When do you need an editor?
When advising colleagues about whether to have a translation edited, I often suggest the following rule of thumb: If your manuscript is the type of text that you would have edited in its original, then you should probably have the translation edited as well. This is usually true even if the source text has already undergone editing itself, since the translation is a new creation.
Most academic books, journal articles, and literary works are edited at some point – even when they are written by eloquent, talented authors writing in their own language. A well-written article or book rendered into a new language by a top translator is just like any other piece of good writing – it is the most important step toward your goal, but it still needs to go through one more stage in order to cross the finish line.
When might you not need an editor?
The same rule of thumb applies in the other direction: If you would not use an editor for the type of text if it were written in your native language, a good translation of the same piece may also not require editing (even if it could still benefit from it).

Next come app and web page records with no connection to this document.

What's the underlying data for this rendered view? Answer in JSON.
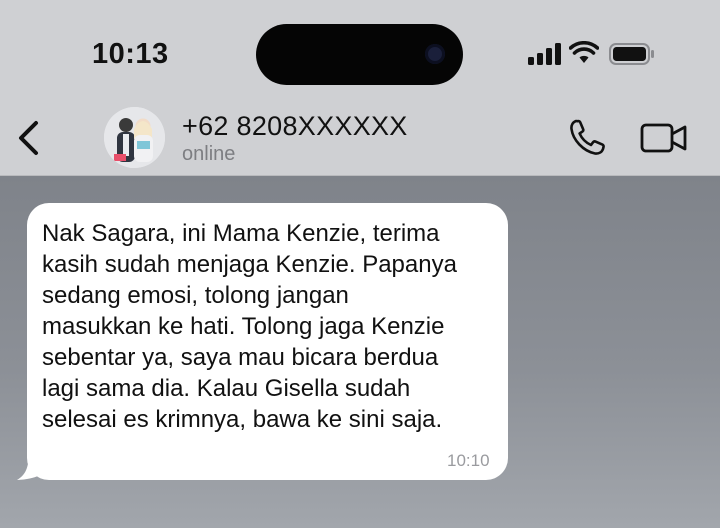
{
  "status_bar": {
    "time": "10:13"
  },
  "header": {
    "contact_name": "+62 8208XXXXXX",
    "contact_status": "online",
    "icons": {
      "back": "chevron-left-icon",
      "call": "phone-icon",
      "video": "video-camera-icon"
    }
  },
  "messages": [
    {
      "text": "Nak Sagara, ini Mama Kenzie, terima\nkasih sudah menjaga Kenzie. Papanya\nsedang emosi, tolong jangan\nmasukkan ke hati. Tolong jaga Kenzie\nsebentar ya, saya mau bicara berdua\nlagi sama dia. Kalau Gisella sudah\nselesai es krimnya, bawa ke sini saja.",
      "time": "10:10"
    }
  ],
  "colors": {
    "header_bg": "#cfd0d3",
    "chat_bg": "#8a8e95",
    "bubble_bg": "#ffffff",
    "text": "#111111",
    "muted": "#7d7e82"
  }
}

When might this be the case? While there is no concrete rule, you might be able to get away without having a well-written text edited if it is not intended for publication. For example, texts intended for private communication; translated abstracts; lecture notes; and other materials intended primarily for transmitting information.
Similarly, if you are submitting your work to a publisher or journal with their own in-house editors, you might not need to find an editor yourself.
Finally, you may not want an editor in cases where it is critical that the translation be as literal a reflection of the original as possible – such as a questionnaire.
Of course, in these cases, too, the text should still be as polished as possible. You must be sure that your translator is a dependably excellent writer in the target language (and, if not – find a different translator!).
The bottom line
While it is reasonable to expect a translator to review, edit and proofread their own work, don’t expect a translator to be able to play the full roles of both translator and editor. In some cases, it may not be critical to have an editor and professional translation may suffice. However, any text intended for publication should be translated and edited before it is submitted for publication. Also, don’t be short-sighted. You may only be working on a draft for a limited audience now (such as a doctoral thesis), but if you plan to use the text in a published paper later, it may still be worth investing in editing.
Avi has worked as a translator and editor in various fields of humanities and social sciences, and is the founder of Academic Language Experts.
– Tuesday 20th March, 2018 –